▸ Task to complete: Could you filter the data below down to the lines that hold the word "subtitle"?

▸ Dataset records:
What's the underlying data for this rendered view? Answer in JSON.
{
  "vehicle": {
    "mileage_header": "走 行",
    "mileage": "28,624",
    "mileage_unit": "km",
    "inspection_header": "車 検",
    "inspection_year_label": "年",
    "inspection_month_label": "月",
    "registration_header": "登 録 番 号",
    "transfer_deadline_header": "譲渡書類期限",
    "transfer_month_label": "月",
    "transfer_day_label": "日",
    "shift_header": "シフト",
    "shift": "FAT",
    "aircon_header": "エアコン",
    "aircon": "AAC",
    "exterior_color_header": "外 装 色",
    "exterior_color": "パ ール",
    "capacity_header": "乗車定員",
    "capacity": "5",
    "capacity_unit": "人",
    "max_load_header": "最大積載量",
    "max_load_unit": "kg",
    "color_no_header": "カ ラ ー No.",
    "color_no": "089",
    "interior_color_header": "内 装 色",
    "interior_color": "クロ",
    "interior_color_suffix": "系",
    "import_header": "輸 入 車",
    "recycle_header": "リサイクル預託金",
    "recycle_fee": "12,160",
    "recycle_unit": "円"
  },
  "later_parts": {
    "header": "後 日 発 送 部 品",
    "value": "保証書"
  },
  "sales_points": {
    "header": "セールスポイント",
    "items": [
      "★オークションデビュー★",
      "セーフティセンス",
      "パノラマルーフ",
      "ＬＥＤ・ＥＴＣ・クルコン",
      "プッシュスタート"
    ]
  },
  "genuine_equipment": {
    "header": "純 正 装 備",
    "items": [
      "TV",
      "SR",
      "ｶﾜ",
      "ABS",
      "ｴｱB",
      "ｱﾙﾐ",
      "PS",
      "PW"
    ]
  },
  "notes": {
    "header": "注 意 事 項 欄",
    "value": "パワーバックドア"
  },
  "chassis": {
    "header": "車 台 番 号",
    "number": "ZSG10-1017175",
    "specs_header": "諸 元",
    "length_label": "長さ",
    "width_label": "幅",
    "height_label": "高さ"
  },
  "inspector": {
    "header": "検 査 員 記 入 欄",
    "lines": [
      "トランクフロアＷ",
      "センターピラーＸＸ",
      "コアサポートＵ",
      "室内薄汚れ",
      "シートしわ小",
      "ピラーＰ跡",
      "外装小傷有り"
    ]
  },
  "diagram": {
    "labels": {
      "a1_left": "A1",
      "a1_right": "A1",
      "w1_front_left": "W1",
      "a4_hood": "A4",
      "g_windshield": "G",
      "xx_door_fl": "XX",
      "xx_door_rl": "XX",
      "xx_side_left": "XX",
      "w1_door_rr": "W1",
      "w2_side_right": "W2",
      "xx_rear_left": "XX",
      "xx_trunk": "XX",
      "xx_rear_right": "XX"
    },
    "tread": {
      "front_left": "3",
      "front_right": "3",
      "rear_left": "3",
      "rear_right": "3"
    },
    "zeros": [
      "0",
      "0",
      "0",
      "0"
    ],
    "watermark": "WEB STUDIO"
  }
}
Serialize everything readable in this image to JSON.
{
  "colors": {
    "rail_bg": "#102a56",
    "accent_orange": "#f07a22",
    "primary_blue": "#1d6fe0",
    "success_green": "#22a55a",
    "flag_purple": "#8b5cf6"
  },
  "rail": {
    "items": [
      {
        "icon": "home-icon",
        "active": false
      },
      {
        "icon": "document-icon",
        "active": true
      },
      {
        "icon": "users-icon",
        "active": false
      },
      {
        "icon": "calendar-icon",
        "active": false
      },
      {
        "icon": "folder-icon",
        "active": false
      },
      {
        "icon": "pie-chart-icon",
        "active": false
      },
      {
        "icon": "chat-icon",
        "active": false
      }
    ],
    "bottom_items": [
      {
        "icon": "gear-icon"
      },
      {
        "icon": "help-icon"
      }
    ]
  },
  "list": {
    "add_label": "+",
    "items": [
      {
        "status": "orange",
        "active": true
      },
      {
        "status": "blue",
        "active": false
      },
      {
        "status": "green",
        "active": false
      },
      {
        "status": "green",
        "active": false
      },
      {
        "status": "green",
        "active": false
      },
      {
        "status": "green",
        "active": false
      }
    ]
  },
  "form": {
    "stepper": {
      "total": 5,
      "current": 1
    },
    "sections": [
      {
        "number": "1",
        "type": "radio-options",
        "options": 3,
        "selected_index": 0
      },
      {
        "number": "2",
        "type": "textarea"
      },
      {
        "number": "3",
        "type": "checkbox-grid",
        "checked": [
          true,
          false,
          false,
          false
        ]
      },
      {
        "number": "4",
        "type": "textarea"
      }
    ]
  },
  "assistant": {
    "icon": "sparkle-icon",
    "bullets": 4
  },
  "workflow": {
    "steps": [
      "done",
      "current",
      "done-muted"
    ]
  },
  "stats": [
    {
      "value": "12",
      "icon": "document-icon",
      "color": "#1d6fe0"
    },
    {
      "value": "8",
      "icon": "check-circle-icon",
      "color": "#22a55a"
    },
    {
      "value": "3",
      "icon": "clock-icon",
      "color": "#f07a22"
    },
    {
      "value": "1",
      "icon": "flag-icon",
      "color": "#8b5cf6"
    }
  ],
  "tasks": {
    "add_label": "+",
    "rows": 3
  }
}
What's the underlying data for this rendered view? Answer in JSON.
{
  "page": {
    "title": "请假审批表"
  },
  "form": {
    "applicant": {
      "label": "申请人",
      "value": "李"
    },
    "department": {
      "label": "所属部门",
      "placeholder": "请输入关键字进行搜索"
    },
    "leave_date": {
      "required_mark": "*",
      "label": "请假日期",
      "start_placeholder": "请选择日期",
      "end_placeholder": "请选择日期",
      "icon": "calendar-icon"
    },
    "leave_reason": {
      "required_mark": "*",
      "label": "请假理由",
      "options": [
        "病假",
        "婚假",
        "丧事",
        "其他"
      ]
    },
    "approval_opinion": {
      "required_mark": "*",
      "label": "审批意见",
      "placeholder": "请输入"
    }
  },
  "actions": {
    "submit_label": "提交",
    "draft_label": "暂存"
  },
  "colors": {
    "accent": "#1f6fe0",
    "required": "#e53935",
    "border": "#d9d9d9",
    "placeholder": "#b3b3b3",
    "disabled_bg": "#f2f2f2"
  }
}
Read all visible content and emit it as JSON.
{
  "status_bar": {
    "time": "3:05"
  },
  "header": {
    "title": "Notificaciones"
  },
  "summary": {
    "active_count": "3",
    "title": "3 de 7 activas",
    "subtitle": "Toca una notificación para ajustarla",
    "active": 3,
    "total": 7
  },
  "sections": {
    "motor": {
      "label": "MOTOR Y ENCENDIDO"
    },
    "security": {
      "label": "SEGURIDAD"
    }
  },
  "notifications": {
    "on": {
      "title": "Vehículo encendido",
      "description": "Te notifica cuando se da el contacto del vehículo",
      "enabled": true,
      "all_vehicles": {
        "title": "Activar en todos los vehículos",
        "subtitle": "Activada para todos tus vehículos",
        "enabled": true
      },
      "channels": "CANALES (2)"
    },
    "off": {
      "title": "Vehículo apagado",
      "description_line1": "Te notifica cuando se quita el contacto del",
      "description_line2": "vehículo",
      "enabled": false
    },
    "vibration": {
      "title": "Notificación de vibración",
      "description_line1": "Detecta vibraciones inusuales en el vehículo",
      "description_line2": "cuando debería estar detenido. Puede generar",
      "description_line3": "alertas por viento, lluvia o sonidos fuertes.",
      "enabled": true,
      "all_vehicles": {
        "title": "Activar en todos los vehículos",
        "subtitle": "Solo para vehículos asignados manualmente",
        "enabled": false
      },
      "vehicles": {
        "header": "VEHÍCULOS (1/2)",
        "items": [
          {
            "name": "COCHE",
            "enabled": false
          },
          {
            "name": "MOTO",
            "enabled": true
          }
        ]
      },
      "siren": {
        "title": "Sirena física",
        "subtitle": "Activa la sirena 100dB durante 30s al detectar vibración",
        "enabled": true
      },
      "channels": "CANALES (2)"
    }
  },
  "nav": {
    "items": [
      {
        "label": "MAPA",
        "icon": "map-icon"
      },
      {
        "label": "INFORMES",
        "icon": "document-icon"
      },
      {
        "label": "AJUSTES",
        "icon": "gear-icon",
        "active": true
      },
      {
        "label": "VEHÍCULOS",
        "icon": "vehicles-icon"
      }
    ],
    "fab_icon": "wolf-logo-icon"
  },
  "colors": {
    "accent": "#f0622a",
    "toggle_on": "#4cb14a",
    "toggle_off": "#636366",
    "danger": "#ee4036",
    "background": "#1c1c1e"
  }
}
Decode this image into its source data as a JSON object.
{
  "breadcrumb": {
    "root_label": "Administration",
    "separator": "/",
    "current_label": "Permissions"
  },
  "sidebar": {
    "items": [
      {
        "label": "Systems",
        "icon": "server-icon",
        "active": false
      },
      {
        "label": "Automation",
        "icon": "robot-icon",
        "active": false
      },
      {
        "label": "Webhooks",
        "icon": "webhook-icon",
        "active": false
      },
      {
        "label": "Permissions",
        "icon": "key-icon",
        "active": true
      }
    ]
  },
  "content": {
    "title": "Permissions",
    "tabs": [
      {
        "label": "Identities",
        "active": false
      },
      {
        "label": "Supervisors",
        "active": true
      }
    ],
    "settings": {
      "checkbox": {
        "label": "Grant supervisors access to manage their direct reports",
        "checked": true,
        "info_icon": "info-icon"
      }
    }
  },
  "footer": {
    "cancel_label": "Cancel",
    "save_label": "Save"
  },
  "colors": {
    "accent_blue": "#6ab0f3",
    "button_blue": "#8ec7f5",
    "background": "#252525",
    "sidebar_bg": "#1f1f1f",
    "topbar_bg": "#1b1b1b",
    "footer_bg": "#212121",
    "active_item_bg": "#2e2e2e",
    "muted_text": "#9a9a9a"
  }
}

▸ Solution to this task:
    "subtitle": "Toca una notificación para ajustarla",
        "subtitle": "Activada para todos tus vehículos",
        "subtitle": "Solo para vehículos asignados manualmente",
        "subtitle": "Activa la sirena 100dB durante 30s al detectar vibración",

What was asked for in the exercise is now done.